History Day has been rescheduled! See you on sunny SUNDAY, AUGUST 12, 2012 (instead of Saturday, August 11). Same bands, same events, same time and place: Deno's Wonder Wheel Park and the Coney Island History Project from 1pm-6pm. Coney Trivia Contest with Charles Denson at 2pm and again at 3pm under the Wonder Wheel.
Although the 2012 History Day is rescheduled for Sunday, the Coney Island History Project exhibit center will be OPEN RAIN OR SHINE on SATURDAY with a new exhibit on the cultural history of Coney Island bathhouses. Open Saturday & Sunday, 12-6pm. FREE!
Bathhouse tags There were once more than 50 bathhouses of all kinds lining the beach at Coney Island. A century ago bathhouses provided the only access to the beach and, for many, a home away from home. Now hardly anyone knows what a bathhouse is. The shorefront facilities were a popular cultural phenomenon, providing entertainment, lockers, changing rooms, showers, swim suit rentals, steam baths, massive salt water pools, athletic equipment, game courts, restaurants, and fenced wooden decks for nude sunbathing. This exhibit provides a history told in photographs, admission tickets, oral history, and the folk art of bathhouse key tags.
The Coney Island History Project is open Saturdays, Sundays and holidays from 12 noon - 6pm through Labor Day. Admission is free of charge.
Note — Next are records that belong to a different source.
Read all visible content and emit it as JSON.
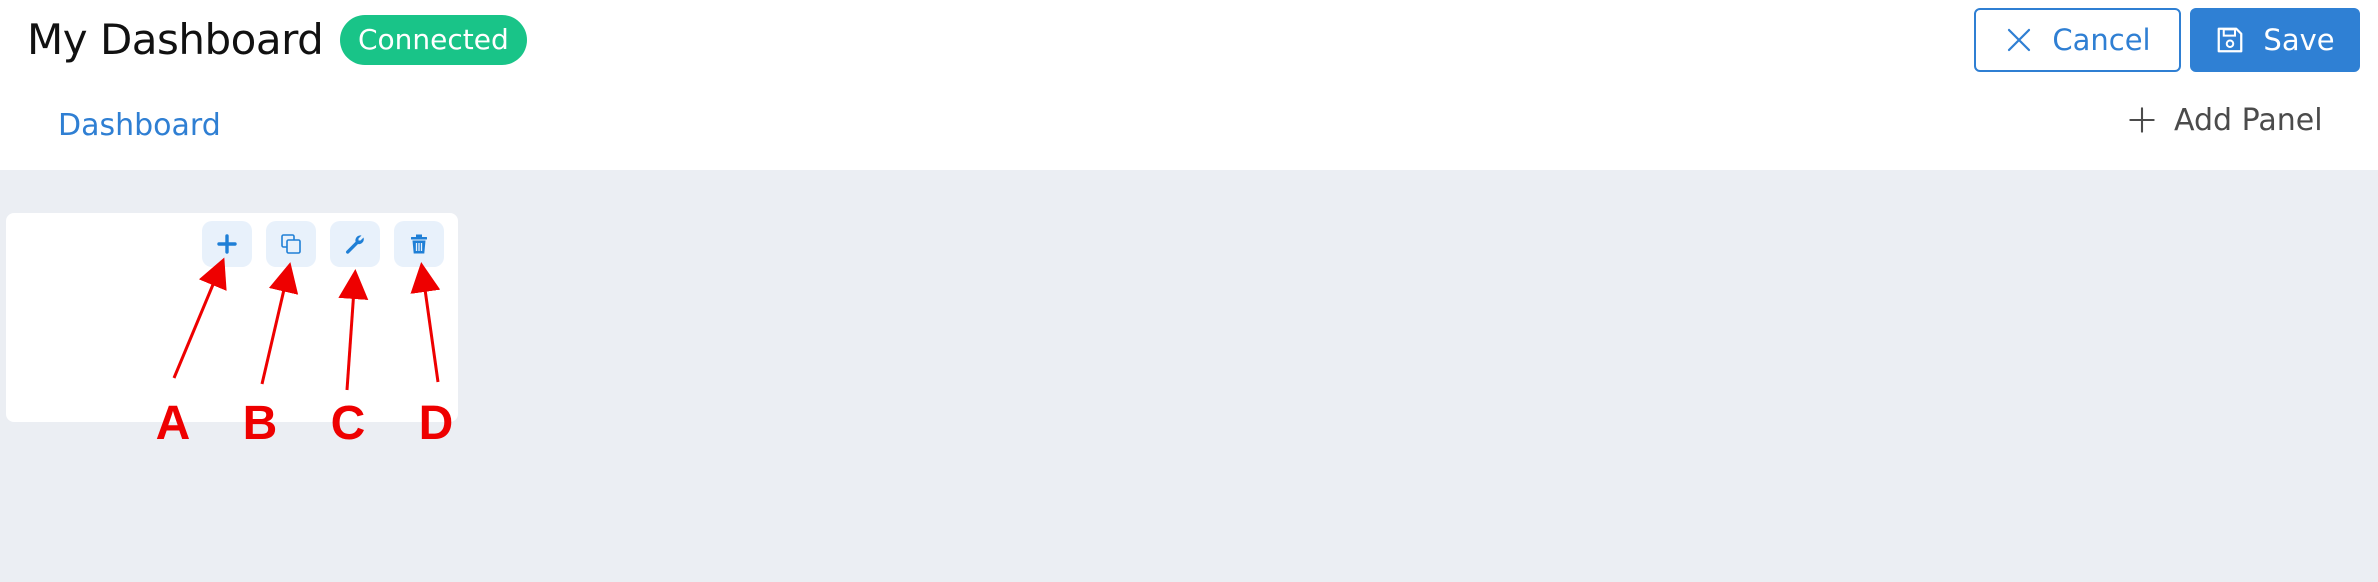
{
  "header": {
    "title": "My Dashboard",
    "status_badge": "Connected",
    "cancel_label": "Cancel",
    "save_label": "Save"
  },
  "tabs": [
    {
      "label": "Dashboard",
      "active": true
    }
  ],
  "toolbar": {
    "add_panel_label": "Add Panel"
  },
  "panel": {
    "tools": [
      {
        "icon": "plus-icon"
      },
      {
        "icon": "copy-icon"
      },
      {
        "icon": "wrench-icon"
      },
      {
        "icon": "trash-icon"
      }
    ]
  },
  "annotations": {
    "labels": [
      "A",
      "B",
      "C",
      "D"
    ],
    "color": "#ee0000"
  },
  "colors": {
    "accent": "#2f80d4",
    "status_connected": "#19c488",
    "canvas_bg": "#ebeef3"
  }
}
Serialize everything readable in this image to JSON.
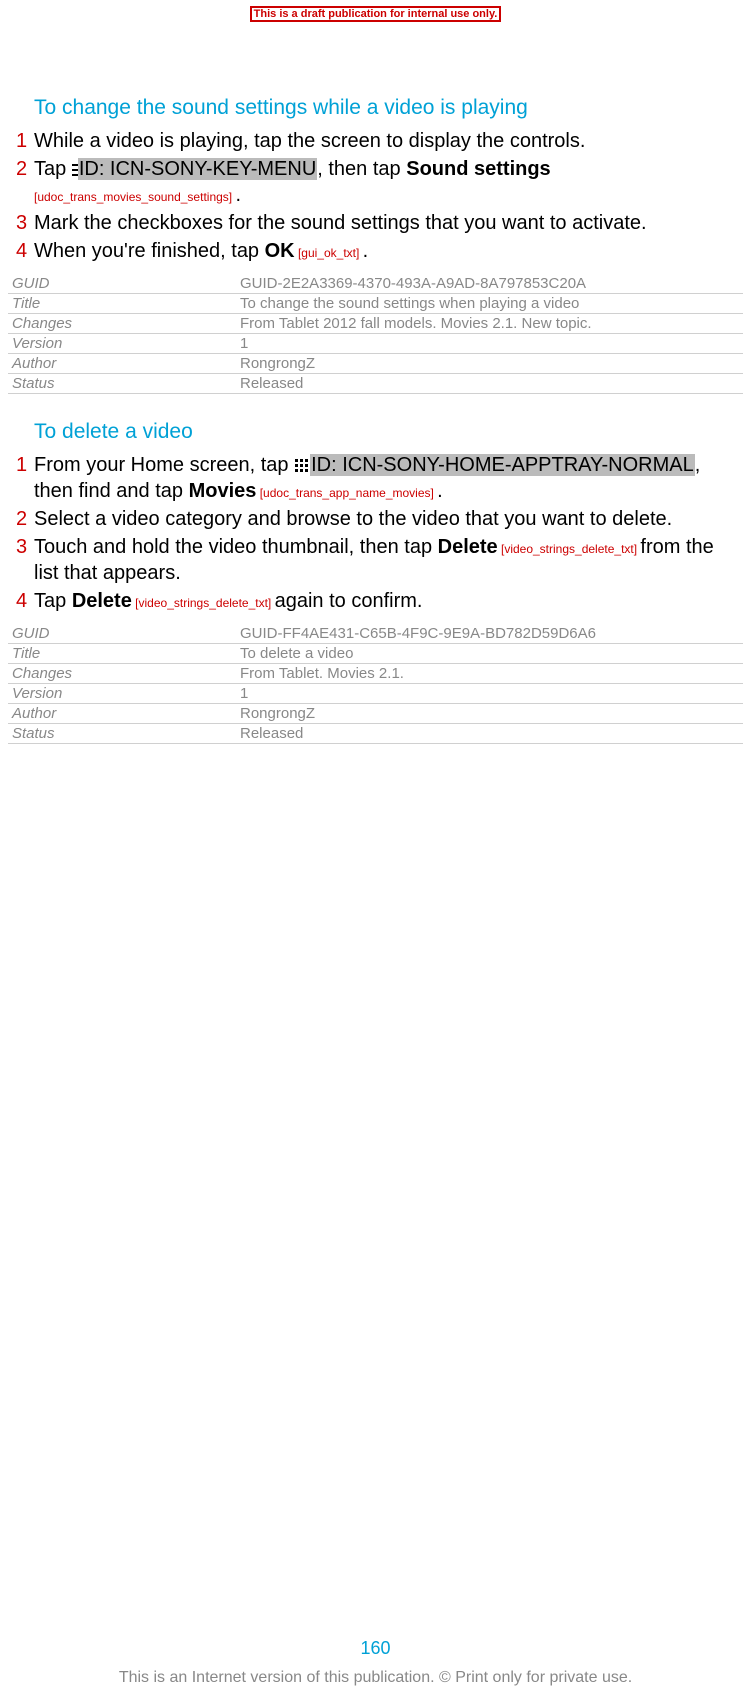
{
  "banner": "This is a draft publication for internal use only.",
  "section1": {
    "title": "To change the sound settings while a video is playing",
    "steps": [
      {
        "n": "1",
        "pre": "While a video is playing, tap the screen to display the controls."
      },
      {
        "n": "2",
        "pre": "Tap ",
        "icon": "menu",
        "id": "ID: ICN-SONY-KEY-MENU",
        "mid": ", then tap ",
        "bold": "Sound settings",
        "trans": " [udoc_trans_movies_sound_settings] ",
        "post": "."
      },
      {
        "n": "3",
        "pre": "Mark the checkboxes for the sound settings that you want to activate."
      },
      {
        "n": "4",
        "pre": "When you're finished, tap ",
        "bold": "OK",
        "trans": " [gui_ok_txt] ",
        "post": "."
      }
    ]
  },
  "meta1": [
    {
      "k": "GUID",
      "v": "GUID-2E2A3369-4370-493A-A9AD-8A797853C20A"
    },
    {
      "k": "Title",
      "v": "To change the sound settings when playing a video"
    },
    {
      "k": "Changes",
      "v": "From Tablet 2012 fall models. Movies 2.1. New topic."
    },
    {
      "k": "Version",
      "v": "1"
    },
    {
      "k": "Author",
      "v": "RongrongZ"
    },
    {
      "k": "Status",
      "v": "Released"
    }
  ],
  "section2": {
    "title": "To delete a video",
    "steps": [
      {
        "n": "1",
        "pre": "From your Home screen, tap ",
        "icon": "grid",
        "id": "ID: ICN-SONY-HOME-APPTRAY-NORMAL",
        "mid": ", then find and tap ",
        "bold": "Movies",
        "trans": " [udoc_trans_app_name_movies] ",
        "post": "."
      },
      {
        "n": "2",
        "pre": "Select a video category and browse to the video that you want to delete."
      },
      {
        "n": "3",
        "pre": "Touch and hold the video thumbnail, then tap ",
        "bold": "Delete",
        "trans": " [video_strings_delete_txt] ",
        "post": "from the list that appears."
      },
      {
        "n": "4",
        "pre": "Tap ",
        "bold": "Delete",
        "trans": " [video_strings_delete_txt] ",
        "post": "again to confirm."
      }
    ]
  },
  "meta2": [
    {
      "k": "GUID",
      "v": "GUID-FF4AE431-C65B-4F9C-9E9A-BD782D59D6A6"
    },
    {
      "k": "Title",
      "v": "To delete a video"
    },
    {
      "k": "Changes",
      "v": "From Tablet. Movies 2.1."
    },
    {
      "k": "Version",
      "v": "1"
    },
    {
      "k": "Author",
      "v": "RongrongZ"
    },
    {
      "k": "Status",
      "v": "Released"
    }
  ],
  "pageNumber": "160",
  "footer": "This is an Internet version of this publication. © Print only for private use."
}
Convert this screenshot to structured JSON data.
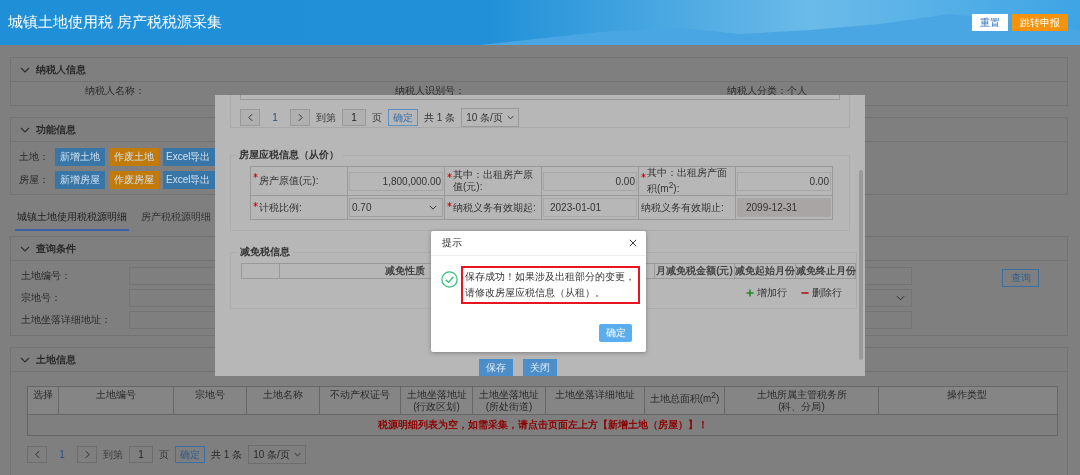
{
  "header": {
    "title": "城镇土地使用税 房产税税源采集",
    "buttons": [
      {
        "label": "重置",
        "kind": "secondary"
      },
      {
        "label": "跳转申报",
        "kind": "primary"
      }
    ]
  },
  "taxpayer_section": {
    "title": "纳税人信息",
    "fields": [
      {
        "label": "纳税人名称："
      },
      {
        "label": "纳税人识别号："
      },
      {
        "label": "纳税人分类：",
        "value": "个人"
      }
    ]
  },
  "function_section": {
    "title": "功能信息",
    "rows": [
      {
        "label": "土地：",
        "buttons": [
          {
            "label": "新增土地",
            "kind": "add"
          },
          {
            "label": "作废土地",
            "kind": "void"
          },
          {
            "label": "Excel导出",
            "kind": "export"
          }
        ]
      },
      {
        "label": "房屋：",
        "buttons": [
          {
            "label": "新增房屋",
            "kind": "add"
          },
          {
            "label": "作废房屋",
            "kind": "void"
          },
          {
            "label": "Excel导出",
            "kind": "export"
          }
        ]
      }
    ]
  },
  "tabs": [
    {
      "label": "城镇土地使用税税源明细",
      "selected": true
    },
    {
      "label": "房产税税源明细",
      "selected": false
    }
  ],
  "query_section": {
    "title": "查询条件",
    "fields": [
      {
        "label": "土地编号：",
        "kind": "input"
      },
      {
        "label": "宗地号：",
        "kind": "select"
      },
      {
        "label": "土地坐落详细地址：",
        "kind": "input"
      }
    ],
    "button": "查询"
  },
  "land_section": {
    "title": "土地信息",
    "table": {
      "columns": [
        {
          "label": "选择"
        },
        {
          "label": "土地编号"
        },
        {
          "label": "宗地号"
        },
        {
          "label": "土地名称"
        },
        {
          "label": "不动产权证号"
        },
        {
          "label": "土地坐落地址",
          "sublabel": "(行政区划)"
        },
        {
          "label": "土地坐落地址",
          "sublabel": "(所处街道)"
        },
        {
          "label": "土地坐落详细地址"
        },
        {
          "label": "土地总面积(m$^{2}$)"
        },
        {
          "label": "土地所属主管税务所",
          "sublabel": "(科、分局)"
        },
        {
          "label": "操作类型"
        }
      ],
      "empty_message": "税源明细列表为空，如需采集，请点击页面左上方【新增土地（房屋）】！"
    },
    "pagination": {
      "current": "1",
      "goto_label": "到第",
      "goto_value": "1",
      "page_unit": "页",
      "confirm": "确定",
      "total": "共 1 条",
      "page_size": "10 条/页"
    }
  },
  "modal": {
    "pagination": {
      "current": "1",
      "goto_label": "到第",
      "goto_value": "1",
      "page_unit": "页",
      "confirm": "确定",
      "total": "共 1 条",
      "page_size": "10 条/页"
    },
    "house_info": {
      "title": "房屋应税信息（从价）",
      "fields": [
        {
          "label": "房产原值(元):",
          "required": true,
          "kind": "number",
          "value": "1,800,000.00"
        },
        {
          "label": "其中：出租房产原值(元):",
          "required": true,
          "kind": "number",
          "value": "0.00"
        },
        {
          "label": "其中：出租房产面积(m$^{2}$):",
          "required": true,
          "kind": "number",
          "value": "0.00"
        },
        {
          "label": "计税比例:",
          "required": true,
          "kind": "select",
          "value": "0.70"
        },
        {
          "label": "纳税义务有效期起:",
          "required": true,
          "kind": "date",
          "value": "2023-01-01"
        },
        {
          "label": "纳税义务有效期止:",
          "required": false,
          "kind": "readonly",
          "value": "2099-12-31"
        }
      ]
    },
    "relief_info": {
      "title": "减免税信息",
      "columns": [
        "减免性质",
        "月减免税金额(元)",
        "减免起始月份",
        "减免终止月份"
      ],
      "add_row": "增加行",
      "delete_row": "删除行"
    },
    "buttons": [
      "保存",
      "关闭"
    ]
  },
  "alert": {
    "title": "提示",
    "message": "保存成功！如果涉及出租部分的变更，请修改房屋应税信息（从租）。",
    "highlighted": true,
    "confirm": "确定"
  }
}
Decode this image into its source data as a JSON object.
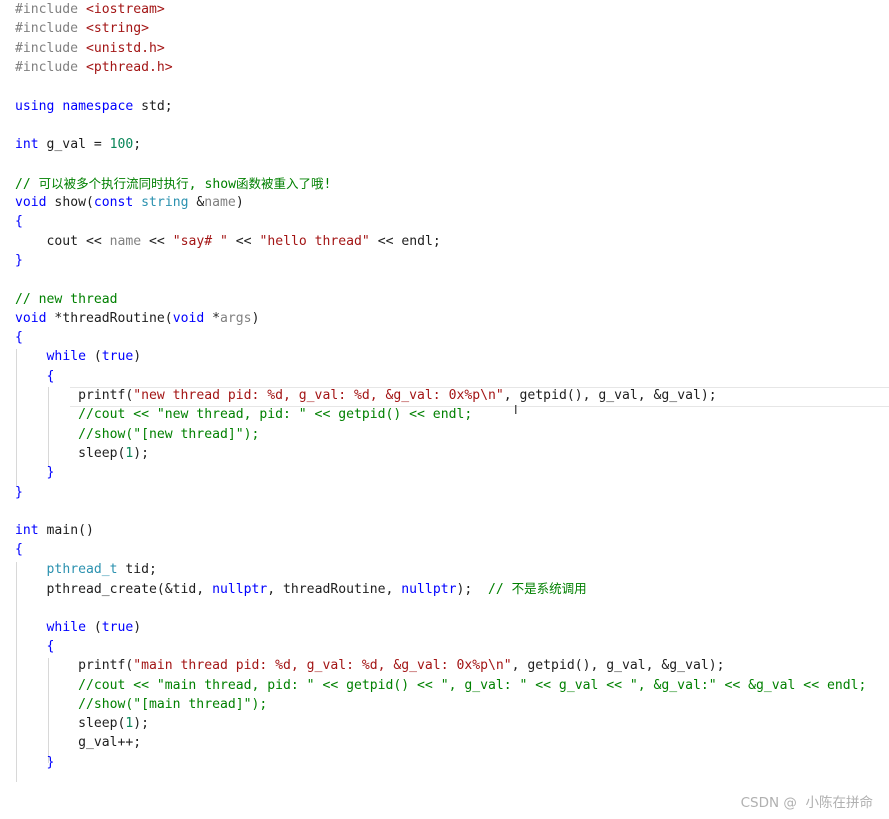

Our exhibit center is located at 3059 West 12th Street at the entrance to Deno's Wonder Wheel Park, just a few steps off the Boardwalk.